  • Another rather startling result is that it seems to be possible to predict how big an earthquake is going to be before it’s finished happening — at least, that’s what’s implied by the ability to predict an earthquake’s magnitude by the first 4-5 seconds of its arrival. I wonder if this breaks down at very high magnitudes?
  • Lots more stuff that was of immediate interest to me — there does seem to be a difference between eastern and western Ontario in more data sets than just ours. The Superior Province isn’t so uniform after all.

As per usual, I left AGU energized and full of ideas — and then promptly took the holidays off and forgot two-thirds of it. Well, such is life.

2) The Sumatra earthquake and tsunami

The biggest earthquake, and perhaps the worst natural disaster, to happen in my lifetime. I found myself alternating between being appalled and being professionally fascinated — that thing was huge, as the calculated rupture on the USGS website shows. So many preventable deaths; with a warning system in place, I’d guess at least half of the dead could’ve been saved. The size and type of the earthquake are about the same as that of the Cascadia megathrust that B.C. and the Pacific Northwest are, with good reason, worried about — this could’ve been us, too, and one day it will be.

3) POLARIS Ontario workshop

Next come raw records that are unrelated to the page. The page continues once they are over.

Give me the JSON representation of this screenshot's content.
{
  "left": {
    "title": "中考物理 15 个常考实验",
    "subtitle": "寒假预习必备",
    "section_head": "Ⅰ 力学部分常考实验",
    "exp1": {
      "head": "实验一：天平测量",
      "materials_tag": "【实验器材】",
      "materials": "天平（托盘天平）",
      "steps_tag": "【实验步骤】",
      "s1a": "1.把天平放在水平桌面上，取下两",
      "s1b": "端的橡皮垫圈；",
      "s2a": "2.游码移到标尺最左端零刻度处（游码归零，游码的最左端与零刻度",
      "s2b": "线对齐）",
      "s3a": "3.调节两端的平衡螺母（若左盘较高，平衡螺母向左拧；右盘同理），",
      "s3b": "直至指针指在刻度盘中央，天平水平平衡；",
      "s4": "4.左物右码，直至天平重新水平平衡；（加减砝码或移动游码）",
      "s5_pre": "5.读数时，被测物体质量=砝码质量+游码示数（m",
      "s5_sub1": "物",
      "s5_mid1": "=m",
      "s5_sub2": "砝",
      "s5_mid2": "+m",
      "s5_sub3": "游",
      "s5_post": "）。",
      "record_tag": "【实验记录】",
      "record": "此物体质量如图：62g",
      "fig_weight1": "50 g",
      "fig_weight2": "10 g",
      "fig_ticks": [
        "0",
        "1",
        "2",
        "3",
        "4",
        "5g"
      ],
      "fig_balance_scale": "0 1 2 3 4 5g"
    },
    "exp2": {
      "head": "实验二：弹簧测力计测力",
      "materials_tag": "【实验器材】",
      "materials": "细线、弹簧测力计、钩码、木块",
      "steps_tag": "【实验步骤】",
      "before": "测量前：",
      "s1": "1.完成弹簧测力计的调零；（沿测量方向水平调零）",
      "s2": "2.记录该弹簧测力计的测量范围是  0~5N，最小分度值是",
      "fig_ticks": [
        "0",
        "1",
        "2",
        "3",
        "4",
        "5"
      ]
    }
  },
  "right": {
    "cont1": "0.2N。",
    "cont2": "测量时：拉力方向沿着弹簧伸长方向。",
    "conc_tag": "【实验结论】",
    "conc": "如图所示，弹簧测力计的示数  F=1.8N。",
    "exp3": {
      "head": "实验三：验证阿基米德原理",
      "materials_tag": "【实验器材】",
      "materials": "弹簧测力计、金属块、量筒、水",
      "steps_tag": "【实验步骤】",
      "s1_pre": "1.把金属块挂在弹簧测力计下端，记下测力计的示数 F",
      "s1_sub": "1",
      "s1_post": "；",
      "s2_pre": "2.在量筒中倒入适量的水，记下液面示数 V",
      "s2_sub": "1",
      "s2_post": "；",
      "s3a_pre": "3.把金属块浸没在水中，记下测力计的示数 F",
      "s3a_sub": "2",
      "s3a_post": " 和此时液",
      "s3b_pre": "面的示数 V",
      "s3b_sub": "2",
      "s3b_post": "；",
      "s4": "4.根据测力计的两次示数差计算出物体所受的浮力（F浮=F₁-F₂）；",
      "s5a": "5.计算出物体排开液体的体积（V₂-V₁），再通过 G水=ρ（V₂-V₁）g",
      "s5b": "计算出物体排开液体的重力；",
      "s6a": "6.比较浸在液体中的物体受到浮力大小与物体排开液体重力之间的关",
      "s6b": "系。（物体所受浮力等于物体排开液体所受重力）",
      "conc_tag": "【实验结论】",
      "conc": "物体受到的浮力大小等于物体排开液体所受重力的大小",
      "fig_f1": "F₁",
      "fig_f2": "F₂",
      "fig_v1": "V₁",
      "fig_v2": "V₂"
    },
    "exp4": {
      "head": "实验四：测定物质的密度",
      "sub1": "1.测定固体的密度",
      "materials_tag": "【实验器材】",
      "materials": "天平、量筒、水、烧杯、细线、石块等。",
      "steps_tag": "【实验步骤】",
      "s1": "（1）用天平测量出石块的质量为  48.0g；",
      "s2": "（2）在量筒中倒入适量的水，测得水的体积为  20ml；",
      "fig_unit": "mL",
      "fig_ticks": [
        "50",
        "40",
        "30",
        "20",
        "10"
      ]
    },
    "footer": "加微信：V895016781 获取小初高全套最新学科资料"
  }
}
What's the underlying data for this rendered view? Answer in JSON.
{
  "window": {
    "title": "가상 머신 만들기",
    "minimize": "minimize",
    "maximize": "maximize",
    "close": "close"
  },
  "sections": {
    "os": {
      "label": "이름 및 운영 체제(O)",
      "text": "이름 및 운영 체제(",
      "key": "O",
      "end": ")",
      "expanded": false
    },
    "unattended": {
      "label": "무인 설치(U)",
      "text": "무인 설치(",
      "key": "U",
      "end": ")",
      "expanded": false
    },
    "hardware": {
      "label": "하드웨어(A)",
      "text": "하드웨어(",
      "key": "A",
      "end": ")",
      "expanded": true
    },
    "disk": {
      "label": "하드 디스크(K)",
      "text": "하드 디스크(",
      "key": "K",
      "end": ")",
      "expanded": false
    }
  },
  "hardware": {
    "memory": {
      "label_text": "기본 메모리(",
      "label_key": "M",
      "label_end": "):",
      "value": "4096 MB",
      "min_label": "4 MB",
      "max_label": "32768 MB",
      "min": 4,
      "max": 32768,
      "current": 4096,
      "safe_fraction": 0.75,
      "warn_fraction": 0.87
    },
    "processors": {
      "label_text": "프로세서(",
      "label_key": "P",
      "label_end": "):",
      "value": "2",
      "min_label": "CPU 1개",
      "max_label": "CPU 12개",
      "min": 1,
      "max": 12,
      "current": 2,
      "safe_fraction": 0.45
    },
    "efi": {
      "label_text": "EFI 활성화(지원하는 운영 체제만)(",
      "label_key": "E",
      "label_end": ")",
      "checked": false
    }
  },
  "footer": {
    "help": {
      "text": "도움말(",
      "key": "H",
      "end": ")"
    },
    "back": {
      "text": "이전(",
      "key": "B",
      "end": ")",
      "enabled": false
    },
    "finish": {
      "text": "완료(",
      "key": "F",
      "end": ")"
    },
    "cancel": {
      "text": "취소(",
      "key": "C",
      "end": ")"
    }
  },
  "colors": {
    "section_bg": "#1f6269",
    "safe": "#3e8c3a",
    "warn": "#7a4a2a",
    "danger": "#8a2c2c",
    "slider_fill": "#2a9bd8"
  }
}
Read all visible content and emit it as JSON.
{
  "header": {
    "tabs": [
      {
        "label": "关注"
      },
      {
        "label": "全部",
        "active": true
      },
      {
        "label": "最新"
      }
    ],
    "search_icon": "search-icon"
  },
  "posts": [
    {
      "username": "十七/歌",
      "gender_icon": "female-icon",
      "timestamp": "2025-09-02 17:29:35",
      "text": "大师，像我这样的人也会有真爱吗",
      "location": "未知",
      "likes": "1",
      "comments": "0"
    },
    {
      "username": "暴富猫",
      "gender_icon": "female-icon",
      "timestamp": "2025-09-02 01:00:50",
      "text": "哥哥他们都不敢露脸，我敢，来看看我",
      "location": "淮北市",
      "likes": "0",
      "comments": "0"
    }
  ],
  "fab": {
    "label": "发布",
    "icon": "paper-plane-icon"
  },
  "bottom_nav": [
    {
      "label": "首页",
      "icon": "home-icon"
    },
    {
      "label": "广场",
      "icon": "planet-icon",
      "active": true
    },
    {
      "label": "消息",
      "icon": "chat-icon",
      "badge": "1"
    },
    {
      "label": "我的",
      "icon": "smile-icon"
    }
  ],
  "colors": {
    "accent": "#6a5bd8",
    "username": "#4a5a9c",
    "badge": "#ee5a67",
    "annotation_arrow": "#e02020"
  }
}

Two weeks ago, there was a workshop on the Ontario project I’m participating in, out in Kingston. A small meeting, but a good mix of people, and a friendly venue in which to introduce my grad student to the milieu, I thought. There was some interest in our result that there’s a change between eastern and western Ontario — everything interesting seems to be happening in the middle of a gap in which there aren’t any stations, so hopefully some will be put in to plug the hole. I should really post on that result, incidentally.

4) Term, again

This term, I’m teaching Exploration Seismology, and generating much of it from scratch in the process. It’s a lot of work, but an interesting sort of work, and hopefully it’ll save me a bunch of time and effort next year. Practical courses like this are a balancing act — I want to get the theory right, but I also want the students to learn some immediately useful skills for the working world. A lot of our students are going into the oil industry nowadays — part of our role is to help their job prospects, after all.

It does feel a bit precarious, trying to teach a reasonably complete geophysics program with only two geophysics faculty. But I think we do a creditable job, overall, and my colleague Ian deserves the bulk of the credit for that — he even carried the whole program himself for a brief period. I have no idea how he managed.